Opening ceremony

Comparison of incidence of catastrophic health expenditure among tuberculosis patients in public and private health facilities in Kaduna state, Nigeria, 2016

Bola Biliaminu Lawal1,&, Mohammed Sambo2, Muawiya Sufiyan2, Lawal Ahmadu2, Abdulhakeem Olorukooba2, Damiane Lawong3, Sulaiman Bashir2, Bashir Zakariyya4, Hadiza Sulaiman2

1Nigeria Field Epidemiology and Laboratory Training Programme, Abuja, Nigeria, 2Department of Community Medicine, Ahmadu Bello University, Zaria, Nigeria, 3Department of Economics, Ahmadu Bello University, Zaria, Nigeria, 4KNCV/Challenge TB, Abuja, Nigeria

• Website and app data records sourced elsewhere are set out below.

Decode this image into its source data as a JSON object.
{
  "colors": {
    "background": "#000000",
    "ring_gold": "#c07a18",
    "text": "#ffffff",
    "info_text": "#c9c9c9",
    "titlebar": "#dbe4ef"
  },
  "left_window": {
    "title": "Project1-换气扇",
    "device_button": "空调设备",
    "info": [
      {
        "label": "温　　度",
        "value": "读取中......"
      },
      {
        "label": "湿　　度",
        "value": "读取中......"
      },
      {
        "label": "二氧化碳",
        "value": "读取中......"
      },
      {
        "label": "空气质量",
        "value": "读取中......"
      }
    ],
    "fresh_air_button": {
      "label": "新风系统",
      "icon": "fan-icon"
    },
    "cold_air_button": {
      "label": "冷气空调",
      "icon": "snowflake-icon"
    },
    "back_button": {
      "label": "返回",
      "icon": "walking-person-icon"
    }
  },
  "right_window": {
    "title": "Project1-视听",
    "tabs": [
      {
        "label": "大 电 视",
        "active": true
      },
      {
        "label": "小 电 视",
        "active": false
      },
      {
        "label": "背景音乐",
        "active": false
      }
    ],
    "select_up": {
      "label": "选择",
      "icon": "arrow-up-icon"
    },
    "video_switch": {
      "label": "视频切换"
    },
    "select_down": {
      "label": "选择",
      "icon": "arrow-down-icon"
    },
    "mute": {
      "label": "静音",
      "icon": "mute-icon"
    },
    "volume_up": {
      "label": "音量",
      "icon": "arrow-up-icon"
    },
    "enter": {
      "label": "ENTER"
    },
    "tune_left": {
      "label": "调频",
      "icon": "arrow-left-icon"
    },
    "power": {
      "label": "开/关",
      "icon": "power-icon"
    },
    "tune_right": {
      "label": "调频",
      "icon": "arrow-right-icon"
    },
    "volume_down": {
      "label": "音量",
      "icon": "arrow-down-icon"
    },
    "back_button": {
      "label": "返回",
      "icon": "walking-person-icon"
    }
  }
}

&Corresponding author
Bola Biliaminu Lawal, Nigeria Field Epidemiology and Laboratory Training Programme, Asokoro, Abuja, Nigeria

Abstract

Introduction: despite providing free tuberculosis (TB) diagnosis and treatment services, TB patients still incur financial hardship while seeking for care. Involving private health facilities through Public-Private Mix (PPM) has been identified by World Health Organization as a strategy for eliminating catastrophic health expenditure (CHE) due to TB. There is paucity of studies comparing the incidence of CHE in public and private health facilities in Nigeria. We compared the incidence of CHE due to TB among patients in public and private health facilities rendering TB Directly Observed Treatment Short-course (DOTS) services in Kaduna State.

Methods: we conducted a comparative longitudinal study in 2016, recruiting 274 pulmonary TB patients, 137 from public health facilities and 137 from private health facilities using a multi-stage sampling technique. We collected data using a questionnaire adapted from a tool developed by USAID. CHE was measured using a threshold of out of pocket (OOP) health expenditure ≥ 40% of non-food expenditure. Bi-variate analysis and binary logistic regression were used to test for association and control for confounders respectively with statistical significance determined at p < 0.05. Data was analyzed using SPSS version 23.0 software.

Results: the average cost per TB patient successfully treated from the patient's perspective was US$485.7 in private health facilities and US$262.9 in public health facilities (t = -2.787, p = 0.006). There was a statistically significant difference in the incidence of CHE due to TB between patients in public health facilities (21.2%) and private health facilities (13.1%) (AOR= 2.87, 95% CI = 1.224 - 6.731, p = 0.015).

Conclusion: the incidence of CHE due to TB was higher in public health facilities compared to private health facilities. We recommend that efforts to reduce OOP expenditure (e.g. home management of TB) among TB patients in public health facilities in Kaduna State should be explored.